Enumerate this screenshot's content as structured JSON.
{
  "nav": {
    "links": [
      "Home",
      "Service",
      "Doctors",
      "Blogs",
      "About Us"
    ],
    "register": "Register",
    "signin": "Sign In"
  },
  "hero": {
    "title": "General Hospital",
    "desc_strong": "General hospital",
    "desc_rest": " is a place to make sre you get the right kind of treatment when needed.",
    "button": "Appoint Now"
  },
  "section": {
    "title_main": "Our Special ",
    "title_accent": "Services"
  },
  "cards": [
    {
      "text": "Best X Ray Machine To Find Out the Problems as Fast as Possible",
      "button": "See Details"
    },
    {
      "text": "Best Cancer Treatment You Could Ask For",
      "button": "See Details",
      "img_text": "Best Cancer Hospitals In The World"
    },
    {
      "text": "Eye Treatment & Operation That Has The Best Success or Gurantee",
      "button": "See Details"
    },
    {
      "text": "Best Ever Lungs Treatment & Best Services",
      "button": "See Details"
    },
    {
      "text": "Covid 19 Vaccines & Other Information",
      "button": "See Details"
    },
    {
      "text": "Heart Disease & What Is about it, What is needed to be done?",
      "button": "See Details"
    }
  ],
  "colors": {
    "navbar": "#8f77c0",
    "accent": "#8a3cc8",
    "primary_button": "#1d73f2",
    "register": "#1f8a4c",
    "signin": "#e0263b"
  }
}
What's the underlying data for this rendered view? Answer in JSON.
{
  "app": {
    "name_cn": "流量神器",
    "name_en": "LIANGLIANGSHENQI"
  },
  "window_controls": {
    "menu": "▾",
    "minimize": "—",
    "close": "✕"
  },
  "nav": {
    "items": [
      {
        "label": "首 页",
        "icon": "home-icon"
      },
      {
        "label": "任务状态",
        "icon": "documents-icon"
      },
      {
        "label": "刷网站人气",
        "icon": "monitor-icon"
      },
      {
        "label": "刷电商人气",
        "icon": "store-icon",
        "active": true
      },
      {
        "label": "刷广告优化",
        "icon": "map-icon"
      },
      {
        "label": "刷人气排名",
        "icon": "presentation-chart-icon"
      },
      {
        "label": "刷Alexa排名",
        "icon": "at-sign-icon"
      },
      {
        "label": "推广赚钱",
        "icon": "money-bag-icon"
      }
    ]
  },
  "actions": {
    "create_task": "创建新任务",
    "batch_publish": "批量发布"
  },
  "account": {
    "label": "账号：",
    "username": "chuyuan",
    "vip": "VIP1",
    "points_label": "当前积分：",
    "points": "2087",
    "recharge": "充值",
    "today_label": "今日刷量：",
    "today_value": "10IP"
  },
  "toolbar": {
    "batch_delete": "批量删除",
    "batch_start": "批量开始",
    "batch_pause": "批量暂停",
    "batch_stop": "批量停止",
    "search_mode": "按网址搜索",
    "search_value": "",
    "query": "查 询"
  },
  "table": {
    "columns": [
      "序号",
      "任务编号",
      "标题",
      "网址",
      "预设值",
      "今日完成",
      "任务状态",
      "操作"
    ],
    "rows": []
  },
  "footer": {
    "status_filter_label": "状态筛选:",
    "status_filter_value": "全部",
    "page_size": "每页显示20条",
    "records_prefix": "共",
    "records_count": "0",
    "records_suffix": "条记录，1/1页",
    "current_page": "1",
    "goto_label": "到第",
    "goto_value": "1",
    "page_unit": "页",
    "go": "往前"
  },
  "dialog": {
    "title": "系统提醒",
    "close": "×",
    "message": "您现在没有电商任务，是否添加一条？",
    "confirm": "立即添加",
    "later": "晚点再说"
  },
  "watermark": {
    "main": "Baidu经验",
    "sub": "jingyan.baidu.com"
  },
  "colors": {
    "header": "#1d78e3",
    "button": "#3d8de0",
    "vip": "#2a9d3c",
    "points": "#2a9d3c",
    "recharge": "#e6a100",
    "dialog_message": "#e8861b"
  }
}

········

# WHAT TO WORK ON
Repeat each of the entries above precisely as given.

# OUTPUT OF THE EXERCISE
Enumerate this screenshot's content as structured JSON.
{
  "nav": {
    "links": [
      "Home",
      "Service",
      "Doctors",
      "Blogs",
      "About Us"
    ],
    "register": "Register",
    "signin": "Sign In"
  },
  "hero": {
    "title": "General Hospital",
    "desc_strong": "General hospital",
    "desc_rest": " is a place to make sre you get the right kind of treatment when needed.",
    "button": "Appoint Now"
  },
  "section": {
    "title_main": "Our Special ",
    "title_accent": "Services"
  },
  "cards": [
    {
      "text": "Best X Ray Machine To Find Out the Problems as Fast as Possible",
      "button": "See Details"
    },
    {
      "text": "Best Cancer Treatment You Could Ask For",
      "button": "See Details",
      "img_text": "Best Cancer Hospitals In The World"
    },
    {
      "text": "Eye Treatment & Operation That Has The Best Success or Gurantee",
      "button": "See Details"
    },
    {
      "text": "Best Ever Lungs Treatment & Best Services",
      "button": "See Details"
    },
    {
      "text": "Covid 19 Vaccines & Other Information",
      "button": "See Details"
    },
    {
      "text": "Heart Disease & What Is about it, What is needed to be done?",
      "button": "See Details"
    }
  ],
  "colors": {
    "navbar": "#8f77c0",
    "accent": "#8a3cc8",
    "primary_button": "#1d73f2",
    "register": "#1f8a4c",
    "signin": "#e0263b"
  }
}
What's the underlying data for this rendered view? Answer in JSON.
{
  "app": {
    "name_cn": "流量神器",
    "name_en": "LIANGLIANGSHENQI"
  },
  "window_controls": {
    "menu": "▾",
    "minimize": "—",
    "close": "✕"
  },
  "nav": {
    "items": [
      {
        "label": "首 页",
        "icon": "home-icon"
      },
      {
        "label": "任务状态",
        "icon": "documents-icon"
      },
      {
        "label": "刷网站人气",
        "icon": "monitor-icon"
      },
      {
        "label": "刷电商人气",
        "icon": "store-icon",
        "active": true
      },
      {
        "label": "刷广告优化",
        "icon": "map-icon"
      },
      {
        "label": "刷人气排名",
        "icon": "presentation-chart-icon"
      },
      {
        "label": "刷Alexa排名",
        "icon": "at-sign-icon"
      },
      {
        "label": "推广赚钱",
        "icon": "money-bag-icon"
      }
    ]
  },
  "actions": {
    "create_task": "创建新任务",
    "batch_publish": "批量发布"
  },
  "account": {
    "label": "账号：",
    "username": "chuyuan",
    "vip": "VIP1",
    "points_label": "当前积分：",
    "points": "2087",
    "recharge": "充值",
    "today_label": "今日刷量：",
    "today_value": "10IP"
  },
  "toolbar": {
    "batch_delete": "批量删除",
    "batch_start": "批量开始",
    "batch_pause": "批量暂停",
    "batch_stop": "批量停止",
    "search_mode": "按网址搜索",
    "search_value": "",
    "query": "查 询"
  },
  "table": {
    "columns": [
      "序号",
      "任务编号",
      "标题",
      "网址",
      "预设值",
      "今日完成",
      "任务状态",
      "操作"
    ],
    "rows": []
  },
  "footer": {
    "status_filter_label": "状态筛选:",
    "status_filter_value": "全部",
    "page_size": "每页显示20条",
    "records_prefix": "共",
    "records_count": "0",
    "records_suffix": "条记录，1/1页",
    "current_page": "1",
    "goto_label": "到第",
    "goto_value": "1",
    "page_unit": "页",
    "go": "往前"
  },
  "dialog": {
    "title": "系统提醒",
    "close": "×",
    "message": "您现在没有电商任务，是否添加一条？",
    "confirm": "立即添加",
    "later": "晚点再说"
  },
  "watermark": {
    "main": "Baidu经验",
    "sub": "jingyan.baidu.com"
  },
  "colors": {
    "header": "#1d78e3",
    "button": "#3d8de0",
    "vip": "#2a9d3c",
    "points": "#2a9d3c",
    "recharge": "#e6a100",
    "dialog_message": "#e8861b"
  }
}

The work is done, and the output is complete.